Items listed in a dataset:
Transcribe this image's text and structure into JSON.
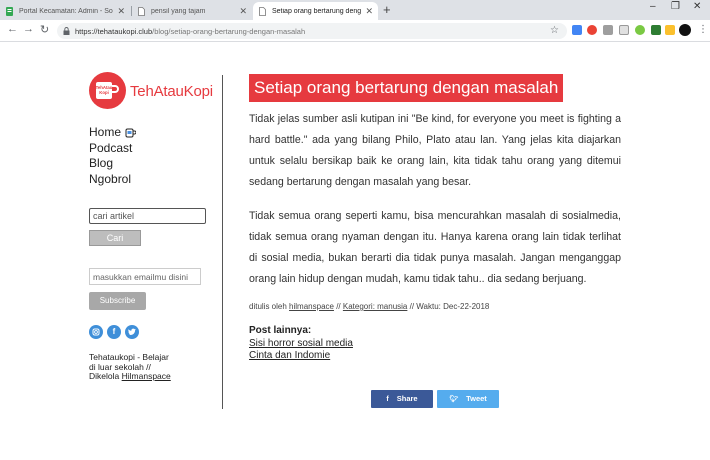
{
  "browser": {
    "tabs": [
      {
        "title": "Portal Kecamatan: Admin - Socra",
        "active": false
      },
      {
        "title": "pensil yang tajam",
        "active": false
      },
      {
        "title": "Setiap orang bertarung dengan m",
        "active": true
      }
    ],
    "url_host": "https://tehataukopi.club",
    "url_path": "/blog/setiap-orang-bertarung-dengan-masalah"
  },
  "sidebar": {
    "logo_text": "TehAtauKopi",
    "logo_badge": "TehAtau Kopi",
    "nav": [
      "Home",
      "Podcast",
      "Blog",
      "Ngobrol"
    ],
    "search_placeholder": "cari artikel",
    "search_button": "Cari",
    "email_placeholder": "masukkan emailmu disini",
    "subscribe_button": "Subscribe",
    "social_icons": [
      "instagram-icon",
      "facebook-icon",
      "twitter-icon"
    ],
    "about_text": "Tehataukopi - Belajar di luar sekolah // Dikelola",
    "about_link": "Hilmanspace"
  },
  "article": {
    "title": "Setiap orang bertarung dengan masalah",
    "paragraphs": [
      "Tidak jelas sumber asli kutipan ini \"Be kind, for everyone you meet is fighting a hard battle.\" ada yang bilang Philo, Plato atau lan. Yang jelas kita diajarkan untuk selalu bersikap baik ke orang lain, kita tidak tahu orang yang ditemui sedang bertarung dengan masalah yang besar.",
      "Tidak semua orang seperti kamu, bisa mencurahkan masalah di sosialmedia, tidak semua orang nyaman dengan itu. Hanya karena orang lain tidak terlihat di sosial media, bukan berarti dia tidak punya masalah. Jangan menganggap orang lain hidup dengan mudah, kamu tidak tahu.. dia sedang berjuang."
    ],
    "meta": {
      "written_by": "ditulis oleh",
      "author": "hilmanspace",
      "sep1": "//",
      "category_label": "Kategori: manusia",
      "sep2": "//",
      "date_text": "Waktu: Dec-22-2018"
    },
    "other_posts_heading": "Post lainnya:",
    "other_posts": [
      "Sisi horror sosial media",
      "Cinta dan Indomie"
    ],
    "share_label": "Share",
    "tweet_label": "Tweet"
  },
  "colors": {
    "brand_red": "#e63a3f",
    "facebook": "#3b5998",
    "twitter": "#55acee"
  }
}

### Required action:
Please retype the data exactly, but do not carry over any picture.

### Task output:
Transcribe this image's text and structure into JSON.
{
  "browser": {
    "tabs": [
      {
        "title": "Portal Kecamatan: Admin - Socra",
        "active": false
      },
      {
        "title": "pensil yang tajam",
        "active": false
      },
      {
        "title": "Setiap orang bertarung dengan m",
        "active": true
      }
    ],
    "url_host": "https://tehataukopi.club",
    "url_path": "/blog/setiap-orang-bertarung-dengan-masalah"
  },
  "sidebar": {
    "logo_text": "TehAtauKopi",
    "logo_badge": "TehAtau Kopi",
    "nav": [
      "Home",
      "Podcast",
      "Blog",
      "Ngobrol"
    ],
    "search_placeholder": "cari artikel",
    "search_button": "Cari",
    "email_placeholder": "masukkan emailmu disini",
    "subscribe_button": "Subscribe",
    "social_icons": [
      "instagram-icon",
      "facebook-icon",
      "twitter-icon"
    ],
    "about_text": "Tehataukopi - Belajar di luar sekolah // Dikelola",
    "about_link": "Hilmanspace"
  },
  "article": {
    "title": "Setiap orang bertarung dengan masalah",
    "paragraphs": [
      "Tidak jelas sumber asli kutipan ini \"Be kind, for everyone you meet is fighting a hard battle.\" ada yang bilang Philo, Plato atau lan. Yang jelas kita diajarkan untuk selalu bersikap baik ke orang lain, kita tidak tahu orang yang ditemui sedang bertarung dengan masalah yang besar.",
      "Tidak semua orang seperti kamu, bisa mencurahkan masalah di sosialmedia, tidak semua orang nyaman dengan itu. Hanya karena orang lain tidak terlihat di sosial media, bukan berarti dia tidak punya masalah. Jangan menganggap orang lain hidup dengan mudah, kamu tidak tahu.. dia sedang berjuang."
    ],
    "meta": {
      "written_by": "ditulis oleh",
      "author": "hilmanspace",
      "sep1": "//",
      "category_label": "Kategori: manusia",
      "sep2": "//",
      "date_text": "Waktu: Dec-22-2018"
    },
    "other_posts_heading": "Post lainnya:",
    "other_posts": [
      "Sisi horror sosial media",
      "Cinta dan Indomie"
    ],
    "share_label": "Share",
    "tweet_label": "Tweet"
  },
  "colors": {
    "brand_red": "#e63a3f",
    "facebook": "#3b5998",
    "twitter": "#55acee"
  }
}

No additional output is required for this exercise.